Such are the conclusions of a paper published in the Journal of Clinical Oncology.
The research assessed the spectrum and reversibility of cardiotoxicity observed in the following adjuvant trastuzumab trials:
• National Surgical Adjuvant Breast and Bowel Project (NSABP) B-31.
• North Central Cancer Treatment Group N9831.
• Herceptin Adjuvant Breast Cancer International Research Group 006.
• Finland Herceptin trials.
The following findings were reported:
• Up to 4% of patients enrolled in the adjuvant trials experienced severe congestive heart failure during treatment.
• Early-stopping rules in the trials that identified an unacceptable level of cardiotoxicity were never reached, but despite this a large number of patients on these trials experienced some form of cardiotoxicity that ultimately required discontinuation of trastuzumab.
• Some 14% of patients in the NSABP B-31 trial discontinued trastuzumab because of asymptomatic decreases in left ventricular ejection fraction (LVEF).

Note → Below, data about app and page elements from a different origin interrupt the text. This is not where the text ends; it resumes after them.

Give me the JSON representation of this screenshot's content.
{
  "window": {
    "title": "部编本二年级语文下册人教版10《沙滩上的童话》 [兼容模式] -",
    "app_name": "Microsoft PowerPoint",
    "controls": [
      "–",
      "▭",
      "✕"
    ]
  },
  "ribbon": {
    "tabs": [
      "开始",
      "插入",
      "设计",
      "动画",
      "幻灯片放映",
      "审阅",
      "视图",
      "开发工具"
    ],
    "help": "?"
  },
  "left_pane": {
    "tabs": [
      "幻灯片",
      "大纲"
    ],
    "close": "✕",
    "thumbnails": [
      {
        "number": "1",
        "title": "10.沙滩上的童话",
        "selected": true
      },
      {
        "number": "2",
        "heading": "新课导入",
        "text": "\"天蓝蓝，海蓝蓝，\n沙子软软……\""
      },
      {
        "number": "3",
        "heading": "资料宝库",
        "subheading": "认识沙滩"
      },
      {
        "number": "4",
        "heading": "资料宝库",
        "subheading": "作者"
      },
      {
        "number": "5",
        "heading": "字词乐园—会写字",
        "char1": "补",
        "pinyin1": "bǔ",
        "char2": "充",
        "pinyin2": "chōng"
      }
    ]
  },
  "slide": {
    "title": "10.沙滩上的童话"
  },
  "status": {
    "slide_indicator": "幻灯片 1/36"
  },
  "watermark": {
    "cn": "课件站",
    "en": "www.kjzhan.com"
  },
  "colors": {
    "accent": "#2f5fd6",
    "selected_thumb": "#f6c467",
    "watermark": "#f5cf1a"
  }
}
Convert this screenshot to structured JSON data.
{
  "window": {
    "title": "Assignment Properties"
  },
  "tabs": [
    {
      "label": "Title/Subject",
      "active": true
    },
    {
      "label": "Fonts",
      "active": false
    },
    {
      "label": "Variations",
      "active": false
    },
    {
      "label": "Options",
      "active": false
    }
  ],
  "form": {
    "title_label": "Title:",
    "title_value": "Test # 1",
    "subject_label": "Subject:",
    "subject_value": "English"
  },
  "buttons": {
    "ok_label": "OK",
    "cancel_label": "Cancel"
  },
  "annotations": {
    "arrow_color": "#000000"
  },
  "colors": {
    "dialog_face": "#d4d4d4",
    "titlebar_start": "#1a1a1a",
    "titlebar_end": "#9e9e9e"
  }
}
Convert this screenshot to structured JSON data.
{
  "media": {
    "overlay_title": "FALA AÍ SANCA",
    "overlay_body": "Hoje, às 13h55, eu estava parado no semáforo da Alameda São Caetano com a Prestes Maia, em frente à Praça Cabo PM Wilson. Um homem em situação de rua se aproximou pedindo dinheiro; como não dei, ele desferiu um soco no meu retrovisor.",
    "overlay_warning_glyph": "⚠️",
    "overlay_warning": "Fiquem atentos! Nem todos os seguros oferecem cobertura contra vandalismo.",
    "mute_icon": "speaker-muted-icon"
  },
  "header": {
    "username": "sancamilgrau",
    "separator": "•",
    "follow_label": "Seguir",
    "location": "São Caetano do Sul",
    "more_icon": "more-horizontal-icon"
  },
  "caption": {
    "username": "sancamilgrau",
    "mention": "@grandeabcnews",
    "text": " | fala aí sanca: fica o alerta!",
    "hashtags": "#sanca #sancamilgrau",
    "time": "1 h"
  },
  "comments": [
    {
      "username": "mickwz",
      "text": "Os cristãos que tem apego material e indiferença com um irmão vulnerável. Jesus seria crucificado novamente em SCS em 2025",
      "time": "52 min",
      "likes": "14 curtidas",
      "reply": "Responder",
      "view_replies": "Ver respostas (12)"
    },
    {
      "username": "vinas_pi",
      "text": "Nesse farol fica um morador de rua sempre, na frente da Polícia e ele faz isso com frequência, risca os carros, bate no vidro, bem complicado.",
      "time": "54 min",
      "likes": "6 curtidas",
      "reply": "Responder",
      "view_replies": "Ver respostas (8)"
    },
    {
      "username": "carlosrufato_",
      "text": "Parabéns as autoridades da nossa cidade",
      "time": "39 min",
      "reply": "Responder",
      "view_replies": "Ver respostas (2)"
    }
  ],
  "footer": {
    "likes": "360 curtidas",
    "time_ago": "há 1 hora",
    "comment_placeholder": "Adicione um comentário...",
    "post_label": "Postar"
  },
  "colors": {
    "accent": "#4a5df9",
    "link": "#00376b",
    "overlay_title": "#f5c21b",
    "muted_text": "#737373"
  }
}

• Results of follow-up cardiac evaluations of patients diagnosed with any degree of cardiotoxicity in the NSABP B-31 trial document that a clinically significant proportion of patients have sustained decreases in their LVEF to <50%.
J Clin Oncol 2007;25:3525-33